If an agreement to fund government operations, even a temporary one, is not reached by the Friday deadline, it would compound an already negative climate for the greenback, analysts said.
“Politics are sabotaging economics,” said Boris Schlossberg, managing director of FX strategy at BK Asset Management in New York. “We are going to see further pressure on the dollar if there isn’t a deal.”
Republican lawmakers, amid mixed signals from President Donald Trump, are scrambling to pass a temporary measure to keep the government open. A House vote on the funding extension is expected after 2:30 p.m. (1930 GMT).
At 2:44 p.m. (1944 GMT), the trade-weighted dollar index =USD was down 0.44 percent at 90.513. It held above a three-year low of 90.104 touched on Wednesday.
The euro hovered below its three-year peak against the greenback. It was up 0.48 percent at $1.2242.
The dollar was down 0.23 percent at 111.02 yen, while the pound was up 0.45 percent at $1.3888.

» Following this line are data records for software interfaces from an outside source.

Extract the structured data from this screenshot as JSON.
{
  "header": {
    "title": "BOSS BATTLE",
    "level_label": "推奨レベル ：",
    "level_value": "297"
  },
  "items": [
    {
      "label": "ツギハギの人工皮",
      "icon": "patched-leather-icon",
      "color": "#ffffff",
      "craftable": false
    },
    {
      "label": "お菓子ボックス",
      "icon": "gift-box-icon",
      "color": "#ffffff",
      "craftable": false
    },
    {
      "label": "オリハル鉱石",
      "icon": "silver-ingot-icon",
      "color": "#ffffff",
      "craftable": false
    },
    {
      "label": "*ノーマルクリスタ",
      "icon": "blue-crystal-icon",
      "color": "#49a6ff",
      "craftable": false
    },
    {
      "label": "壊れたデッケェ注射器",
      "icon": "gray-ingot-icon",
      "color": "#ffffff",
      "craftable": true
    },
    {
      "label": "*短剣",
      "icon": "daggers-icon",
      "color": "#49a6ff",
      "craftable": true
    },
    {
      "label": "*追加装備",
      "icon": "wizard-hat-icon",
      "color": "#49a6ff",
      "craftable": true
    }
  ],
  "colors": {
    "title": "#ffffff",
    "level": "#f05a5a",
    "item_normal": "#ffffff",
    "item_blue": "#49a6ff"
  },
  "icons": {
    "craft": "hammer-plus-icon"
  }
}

The greenback reversed gains from late Wednesday after Apple Inc. (AAPL.O) said it would make about $38 billion in one-time tax payments on its overseas cash holdings, though analysts expect the impact on currency markets is going to be limited.
Meanwhile, bitcoin BTC=BTSP and other cryptocurrencies staged a modest rebound following two days of heavy losses tied to fears about regulatory clamp-down around the world.
The world’s biggest digital currency was last up 5.12 percent at $11,764.00 on the Luxembourg-based Bitstamp exchange.
The dollar has fallen since 2017 largely on expectations central banks besides the Federal Reserve are seeking to end their policy of ultra low, even negative, rates that they adopted to combat the 2008 global financial crisis and the recession that followed.
Another factor analysts are attributing to the greenback’s weakness is that global investors, including sovereign wealth funds and central banks, are looking to diversify their dollar holdings into other currencies.
China and Japan, the top two foreign U.S. creditors, cut their Treasuries holdings in November according to Treasury Department data.
According to a report from the International Monetary Fund released in December, central banks picked up their pace of adding non-dollar based currencies to their foreign exchange reserves in the third quarter.
“If you believe yields outside the U.S. are heading higher this year and next year, it is more palatable for central banks to move into euro and other currencies away from the dollar,” said Paresh Upadhyaya, director of currency strategy at Amundi Pioneer Investments in Boston.
Additional reporting by Saikat Chatterjee in London; Editing by Bernadette Baum and Chizu Nomiyama